Our colleagues in Columbia University Renal Pathology have been leaders in describing and characterizing the renal disorders associated with MGUS and are a major referral center for renal biopsies done in the U.S. At NewYork-Presbyterian, we collaborate closely with nephrologists and renal pathologists to develop individually tailored and cutting-edge strategies to treat these disorders.
Several other types of multiple myeloma can fall into either the smoldering or active type:

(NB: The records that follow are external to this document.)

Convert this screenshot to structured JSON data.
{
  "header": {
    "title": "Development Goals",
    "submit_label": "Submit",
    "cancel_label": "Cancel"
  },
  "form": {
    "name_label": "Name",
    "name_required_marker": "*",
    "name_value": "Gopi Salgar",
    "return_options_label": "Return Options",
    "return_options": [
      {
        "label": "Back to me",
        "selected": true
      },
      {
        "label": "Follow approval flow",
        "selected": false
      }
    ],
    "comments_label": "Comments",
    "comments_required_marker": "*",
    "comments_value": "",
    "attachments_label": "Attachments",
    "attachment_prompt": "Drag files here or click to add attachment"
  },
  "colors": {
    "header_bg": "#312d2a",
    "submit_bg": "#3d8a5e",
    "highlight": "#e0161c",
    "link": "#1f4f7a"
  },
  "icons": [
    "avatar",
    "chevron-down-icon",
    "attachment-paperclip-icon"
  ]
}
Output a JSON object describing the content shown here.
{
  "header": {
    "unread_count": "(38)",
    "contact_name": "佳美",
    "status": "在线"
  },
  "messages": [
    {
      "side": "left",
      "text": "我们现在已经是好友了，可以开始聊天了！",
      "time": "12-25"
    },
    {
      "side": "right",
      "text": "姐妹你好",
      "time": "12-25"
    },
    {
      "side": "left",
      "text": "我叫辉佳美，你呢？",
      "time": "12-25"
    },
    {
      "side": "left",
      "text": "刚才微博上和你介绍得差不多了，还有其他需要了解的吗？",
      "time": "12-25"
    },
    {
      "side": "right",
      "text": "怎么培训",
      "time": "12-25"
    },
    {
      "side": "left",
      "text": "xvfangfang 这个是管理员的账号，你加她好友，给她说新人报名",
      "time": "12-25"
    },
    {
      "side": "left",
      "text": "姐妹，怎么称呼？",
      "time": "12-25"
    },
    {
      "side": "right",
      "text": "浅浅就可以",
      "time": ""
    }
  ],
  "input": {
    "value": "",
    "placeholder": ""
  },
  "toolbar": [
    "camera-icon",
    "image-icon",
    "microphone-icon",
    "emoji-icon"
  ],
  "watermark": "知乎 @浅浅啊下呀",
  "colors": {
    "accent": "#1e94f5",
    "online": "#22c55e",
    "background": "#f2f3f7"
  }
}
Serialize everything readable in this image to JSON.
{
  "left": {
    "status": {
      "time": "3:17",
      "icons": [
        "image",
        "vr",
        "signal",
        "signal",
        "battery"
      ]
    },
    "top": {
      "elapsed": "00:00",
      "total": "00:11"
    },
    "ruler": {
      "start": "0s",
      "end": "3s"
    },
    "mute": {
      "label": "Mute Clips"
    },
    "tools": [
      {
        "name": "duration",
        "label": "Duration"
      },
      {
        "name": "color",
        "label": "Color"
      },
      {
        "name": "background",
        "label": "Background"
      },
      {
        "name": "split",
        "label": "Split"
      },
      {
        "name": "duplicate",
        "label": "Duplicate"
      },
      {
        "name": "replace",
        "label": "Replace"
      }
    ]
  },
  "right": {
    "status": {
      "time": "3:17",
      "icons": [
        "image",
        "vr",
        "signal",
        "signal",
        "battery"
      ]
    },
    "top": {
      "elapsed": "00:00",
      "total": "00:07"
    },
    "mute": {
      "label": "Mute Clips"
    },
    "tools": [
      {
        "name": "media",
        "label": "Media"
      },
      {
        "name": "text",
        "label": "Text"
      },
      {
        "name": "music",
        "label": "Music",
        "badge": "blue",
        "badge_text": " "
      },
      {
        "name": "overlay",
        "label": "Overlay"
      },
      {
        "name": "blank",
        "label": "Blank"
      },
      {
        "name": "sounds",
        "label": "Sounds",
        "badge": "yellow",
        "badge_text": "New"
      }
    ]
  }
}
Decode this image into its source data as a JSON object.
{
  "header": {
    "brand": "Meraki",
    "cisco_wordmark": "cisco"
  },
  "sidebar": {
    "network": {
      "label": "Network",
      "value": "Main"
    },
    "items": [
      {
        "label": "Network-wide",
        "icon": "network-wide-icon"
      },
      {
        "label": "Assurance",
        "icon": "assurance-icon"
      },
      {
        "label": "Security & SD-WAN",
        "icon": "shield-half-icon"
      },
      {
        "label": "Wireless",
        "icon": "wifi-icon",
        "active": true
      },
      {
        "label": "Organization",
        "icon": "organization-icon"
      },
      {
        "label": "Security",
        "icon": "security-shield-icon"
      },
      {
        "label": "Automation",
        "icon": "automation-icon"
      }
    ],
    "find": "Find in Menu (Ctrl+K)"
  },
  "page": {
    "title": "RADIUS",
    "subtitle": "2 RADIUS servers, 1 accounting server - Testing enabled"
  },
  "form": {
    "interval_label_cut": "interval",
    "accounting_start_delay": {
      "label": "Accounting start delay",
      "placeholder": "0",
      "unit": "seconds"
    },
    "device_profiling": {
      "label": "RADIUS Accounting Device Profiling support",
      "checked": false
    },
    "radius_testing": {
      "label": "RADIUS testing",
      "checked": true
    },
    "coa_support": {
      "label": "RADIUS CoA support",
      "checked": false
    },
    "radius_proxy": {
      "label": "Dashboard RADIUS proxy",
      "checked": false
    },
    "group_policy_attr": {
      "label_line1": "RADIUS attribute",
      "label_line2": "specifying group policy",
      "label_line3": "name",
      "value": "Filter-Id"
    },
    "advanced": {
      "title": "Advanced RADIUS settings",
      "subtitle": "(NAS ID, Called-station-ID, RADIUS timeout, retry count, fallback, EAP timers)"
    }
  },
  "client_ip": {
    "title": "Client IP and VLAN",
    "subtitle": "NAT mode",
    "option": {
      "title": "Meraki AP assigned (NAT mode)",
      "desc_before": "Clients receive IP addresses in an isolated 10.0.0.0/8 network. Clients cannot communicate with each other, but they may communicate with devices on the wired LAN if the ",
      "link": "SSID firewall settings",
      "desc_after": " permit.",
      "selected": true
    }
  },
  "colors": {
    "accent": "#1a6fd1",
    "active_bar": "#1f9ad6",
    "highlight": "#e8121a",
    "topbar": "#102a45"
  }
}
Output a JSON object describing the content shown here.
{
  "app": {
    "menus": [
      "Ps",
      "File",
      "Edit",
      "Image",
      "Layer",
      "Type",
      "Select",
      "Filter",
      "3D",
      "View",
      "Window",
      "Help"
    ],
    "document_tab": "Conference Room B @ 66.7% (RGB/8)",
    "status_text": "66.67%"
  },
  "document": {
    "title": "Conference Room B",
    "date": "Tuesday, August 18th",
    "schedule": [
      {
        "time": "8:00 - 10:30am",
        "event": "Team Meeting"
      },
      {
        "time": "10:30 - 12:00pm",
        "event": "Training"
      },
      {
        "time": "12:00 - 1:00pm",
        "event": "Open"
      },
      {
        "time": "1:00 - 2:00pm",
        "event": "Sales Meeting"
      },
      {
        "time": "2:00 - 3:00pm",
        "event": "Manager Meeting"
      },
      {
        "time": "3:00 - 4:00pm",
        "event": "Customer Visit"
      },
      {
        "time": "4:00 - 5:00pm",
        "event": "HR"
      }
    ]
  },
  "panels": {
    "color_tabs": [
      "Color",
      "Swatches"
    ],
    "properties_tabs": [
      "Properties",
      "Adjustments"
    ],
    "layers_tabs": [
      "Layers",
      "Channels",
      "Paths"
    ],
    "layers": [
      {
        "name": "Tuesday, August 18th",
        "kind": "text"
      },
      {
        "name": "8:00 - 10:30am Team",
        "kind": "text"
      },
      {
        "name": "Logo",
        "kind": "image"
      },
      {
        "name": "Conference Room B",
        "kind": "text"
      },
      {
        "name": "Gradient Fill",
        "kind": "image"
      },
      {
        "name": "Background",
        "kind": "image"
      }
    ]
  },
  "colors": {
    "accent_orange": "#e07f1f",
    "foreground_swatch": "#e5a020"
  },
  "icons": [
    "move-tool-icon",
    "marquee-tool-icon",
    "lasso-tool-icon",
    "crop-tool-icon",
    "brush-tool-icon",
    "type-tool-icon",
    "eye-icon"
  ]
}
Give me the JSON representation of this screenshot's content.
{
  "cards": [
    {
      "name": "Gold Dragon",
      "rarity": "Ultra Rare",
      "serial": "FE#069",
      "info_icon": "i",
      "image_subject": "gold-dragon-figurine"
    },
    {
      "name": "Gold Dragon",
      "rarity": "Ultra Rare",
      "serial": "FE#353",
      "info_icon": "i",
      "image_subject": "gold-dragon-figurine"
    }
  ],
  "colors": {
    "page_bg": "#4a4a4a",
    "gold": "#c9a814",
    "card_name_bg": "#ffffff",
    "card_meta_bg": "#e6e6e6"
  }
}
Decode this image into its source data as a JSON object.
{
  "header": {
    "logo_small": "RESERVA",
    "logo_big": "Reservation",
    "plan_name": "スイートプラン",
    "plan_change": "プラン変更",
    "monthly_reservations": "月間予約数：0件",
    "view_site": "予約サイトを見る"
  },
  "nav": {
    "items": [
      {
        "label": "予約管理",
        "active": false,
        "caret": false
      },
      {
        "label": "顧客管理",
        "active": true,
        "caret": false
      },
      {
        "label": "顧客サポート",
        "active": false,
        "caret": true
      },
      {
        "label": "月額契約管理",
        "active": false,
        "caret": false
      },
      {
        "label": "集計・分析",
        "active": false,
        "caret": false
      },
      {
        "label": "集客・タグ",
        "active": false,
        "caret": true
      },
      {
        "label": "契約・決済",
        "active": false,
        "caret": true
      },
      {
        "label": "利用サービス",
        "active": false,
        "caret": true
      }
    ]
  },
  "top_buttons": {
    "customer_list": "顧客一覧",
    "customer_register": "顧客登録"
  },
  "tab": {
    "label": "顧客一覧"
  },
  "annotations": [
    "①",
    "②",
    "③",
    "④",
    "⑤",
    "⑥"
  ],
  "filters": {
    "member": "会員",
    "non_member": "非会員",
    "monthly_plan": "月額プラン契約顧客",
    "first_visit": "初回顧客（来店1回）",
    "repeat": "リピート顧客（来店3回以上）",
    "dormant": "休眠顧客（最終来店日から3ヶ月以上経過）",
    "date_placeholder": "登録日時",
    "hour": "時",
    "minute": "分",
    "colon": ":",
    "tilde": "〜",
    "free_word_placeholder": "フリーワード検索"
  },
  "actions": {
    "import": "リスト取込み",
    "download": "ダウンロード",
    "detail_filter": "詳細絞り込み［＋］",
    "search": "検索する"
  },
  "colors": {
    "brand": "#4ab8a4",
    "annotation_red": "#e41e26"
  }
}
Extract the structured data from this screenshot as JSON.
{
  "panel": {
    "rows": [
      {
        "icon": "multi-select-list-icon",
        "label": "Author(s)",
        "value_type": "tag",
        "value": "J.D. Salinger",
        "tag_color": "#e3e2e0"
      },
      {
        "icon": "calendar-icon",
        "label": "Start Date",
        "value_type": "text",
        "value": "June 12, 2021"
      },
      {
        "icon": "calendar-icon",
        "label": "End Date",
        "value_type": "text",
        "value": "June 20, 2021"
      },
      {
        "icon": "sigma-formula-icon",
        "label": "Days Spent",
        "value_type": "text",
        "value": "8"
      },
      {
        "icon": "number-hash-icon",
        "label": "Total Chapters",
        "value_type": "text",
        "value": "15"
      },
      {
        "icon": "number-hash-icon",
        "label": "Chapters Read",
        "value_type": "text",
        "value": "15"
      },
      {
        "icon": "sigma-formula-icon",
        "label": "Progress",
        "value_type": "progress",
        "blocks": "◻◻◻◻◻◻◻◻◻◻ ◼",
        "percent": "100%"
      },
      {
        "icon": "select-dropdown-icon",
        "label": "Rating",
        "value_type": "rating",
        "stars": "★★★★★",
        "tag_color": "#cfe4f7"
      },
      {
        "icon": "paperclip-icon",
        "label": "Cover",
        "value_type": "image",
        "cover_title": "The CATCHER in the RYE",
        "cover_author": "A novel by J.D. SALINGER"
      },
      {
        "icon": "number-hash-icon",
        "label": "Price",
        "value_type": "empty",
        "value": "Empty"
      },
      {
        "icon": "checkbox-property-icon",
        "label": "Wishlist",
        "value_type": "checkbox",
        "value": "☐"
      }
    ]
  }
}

- Light chain myeloma - About a fifth of myeloma cases are light chain myeloma. Patients with this type of multiple myeloma do not create whole immunoglobin antibodies like those with other types of myeloma. They can only create incomplete or "light chain" antibodies.
- Nonsecretory myeloma - Patients with this type of myeloma do not create enough M-proteins or light chains for tests to detect. Imaging scans and bone marrow biopsies can help diagnose this form of the disease.
- Solitary Plasmacytoma - A single, localized tumor characterizes this rare form of myeloma called a plasmacytoma. This is unlike other "multiple" myelomas, which cause more than one tumor in different locations.
Signs & Symptoms of Multiple Myeloma
Many multiple myeloma patients may not notice symptoms early in the disease's progression. When multiple myeloma symptoms do occur, they vary widely but can include:
- Unexplained weight loss
- Excessive thirst
- Confusion or mental fogginess
- Bone pain, especially in the back, ribs, and skull
- Frequent infections
Causes & Risk Factors
Researchers still don't know what causes multiple myeloma. They do know, however, that certain risk factors can increase your chances of developing the disease. Things that affect your risk of developing multiple myeloma include:
- Age - The chances of developing multiple myeloma increase as a person ages. Most cases of the disease are diagnosed in people aged 65 and up
- Sex - Men are slightly more likely to develop myeloma than women
- Race - Multiple myeloma is more than twice as common in African Americans than in white patients
- Weight - Being overweight or obese increases a person's risk of developing myeloma
- Family history - A person is more likely to develop multiple myeloma if an immediate family member has the disease
- History of MGUS or smoldering myeloma - Patients with a known history of MGUS or smoldering myeloma are at risk of progression to symptomatic multiple myeloma at a rate of about 1% per year for patients with MGUS and about 10% per year for patients with smoldering multiple myeloma
Trust NewYork-Presbyterian for Multiple Myeloma Treatment
At NewYork-Presbyterian, we recognize that there are many types of multiple myeloma, each with its own biology. Our specialists are trained to screen for and recognize the signs of myeloma and can help guide you through the appropriate next steps.